**ABOUT THIS TASK:** Only a number is wanted: how many lines in these records contain the word "available"?

(Extracted records)
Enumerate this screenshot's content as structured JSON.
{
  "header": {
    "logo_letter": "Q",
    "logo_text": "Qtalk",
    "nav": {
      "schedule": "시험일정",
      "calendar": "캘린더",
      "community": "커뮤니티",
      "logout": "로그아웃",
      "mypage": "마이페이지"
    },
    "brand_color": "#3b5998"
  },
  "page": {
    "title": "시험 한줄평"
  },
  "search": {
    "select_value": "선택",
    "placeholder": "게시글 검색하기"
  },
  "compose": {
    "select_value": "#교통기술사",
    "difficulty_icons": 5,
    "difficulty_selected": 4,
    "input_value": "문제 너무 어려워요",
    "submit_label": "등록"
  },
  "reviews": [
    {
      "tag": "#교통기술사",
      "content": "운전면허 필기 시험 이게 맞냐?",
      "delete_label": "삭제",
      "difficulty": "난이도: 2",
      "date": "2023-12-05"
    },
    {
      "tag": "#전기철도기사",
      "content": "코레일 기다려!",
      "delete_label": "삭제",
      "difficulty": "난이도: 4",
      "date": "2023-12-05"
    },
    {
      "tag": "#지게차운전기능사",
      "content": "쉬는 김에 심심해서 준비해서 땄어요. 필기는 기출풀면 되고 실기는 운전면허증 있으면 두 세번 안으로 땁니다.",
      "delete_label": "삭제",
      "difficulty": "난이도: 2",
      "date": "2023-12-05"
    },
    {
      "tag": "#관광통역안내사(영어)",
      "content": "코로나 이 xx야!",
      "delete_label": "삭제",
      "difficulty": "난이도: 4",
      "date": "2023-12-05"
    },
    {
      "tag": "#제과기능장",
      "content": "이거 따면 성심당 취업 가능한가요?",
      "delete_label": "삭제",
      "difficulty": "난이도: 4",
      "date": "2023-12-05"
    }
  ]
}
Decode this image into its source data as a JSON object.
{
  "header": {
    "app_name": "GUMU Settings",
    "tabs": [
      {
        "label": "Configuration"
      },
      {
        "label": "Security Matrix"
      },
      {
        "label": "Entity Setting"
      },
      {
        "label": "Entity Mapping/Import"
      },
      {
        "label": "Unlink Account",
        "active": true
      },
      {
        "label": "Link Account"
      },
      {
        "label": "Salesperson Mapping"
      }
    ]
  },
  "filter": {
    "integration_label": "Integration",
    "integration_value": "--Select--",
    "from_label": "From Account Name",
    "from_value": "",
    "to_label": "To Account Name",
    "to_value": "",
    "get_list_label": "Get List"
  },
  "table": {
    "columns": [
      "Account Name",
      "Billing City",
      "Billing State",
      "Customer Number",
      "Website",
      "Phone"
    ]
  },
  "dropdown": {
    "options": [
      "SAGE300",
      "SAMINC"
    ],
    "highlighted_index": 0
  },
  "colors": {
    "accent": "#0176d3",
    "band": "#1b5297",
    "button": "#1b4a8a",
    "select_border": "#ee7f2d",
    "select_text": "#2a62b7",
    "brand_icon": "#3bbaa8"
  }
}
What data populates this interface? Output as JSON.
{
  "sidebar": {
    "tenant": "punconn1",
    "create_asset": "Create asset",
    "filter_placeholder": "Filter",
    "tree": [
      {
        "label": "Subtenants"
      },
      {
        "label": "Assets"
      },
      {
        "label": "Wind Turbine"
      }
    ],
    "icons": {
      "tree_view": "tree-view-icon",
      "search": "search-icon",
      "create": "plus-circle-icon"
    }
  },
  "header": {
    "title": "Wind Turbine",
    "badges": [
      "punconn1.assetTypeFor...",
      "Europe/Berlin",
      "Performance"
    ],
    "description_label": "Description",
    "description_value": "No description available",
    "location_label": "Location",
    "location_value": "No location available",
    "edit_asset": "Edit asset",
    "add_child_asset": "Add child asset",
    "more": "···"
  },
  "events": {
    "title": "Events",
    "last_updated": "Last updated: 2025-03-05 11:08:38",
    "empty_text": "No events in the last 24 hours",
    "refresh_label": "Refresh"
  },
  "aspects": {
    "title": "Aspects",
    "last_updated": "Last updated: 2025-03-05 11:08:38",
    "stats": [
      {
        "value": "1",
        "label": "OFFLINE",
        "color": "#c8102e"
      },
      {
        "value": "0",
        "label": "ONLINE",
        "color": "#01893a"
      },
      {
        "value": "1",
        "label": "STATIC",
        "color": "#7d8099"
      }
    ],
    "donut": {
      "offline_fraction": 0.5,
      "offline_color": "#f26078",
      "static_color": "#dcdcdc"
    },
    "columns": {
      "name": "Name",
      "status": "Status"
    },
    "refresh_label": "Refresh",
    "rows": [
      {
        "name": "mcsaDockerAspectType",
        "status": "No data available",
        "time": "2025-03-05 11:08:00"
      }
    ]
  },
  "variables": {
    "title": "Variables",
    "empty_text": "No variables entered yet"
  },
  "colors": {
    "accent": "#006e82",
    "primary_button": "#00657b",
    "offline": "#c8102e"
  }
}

**SOLUTION TO THIS TASK:** 3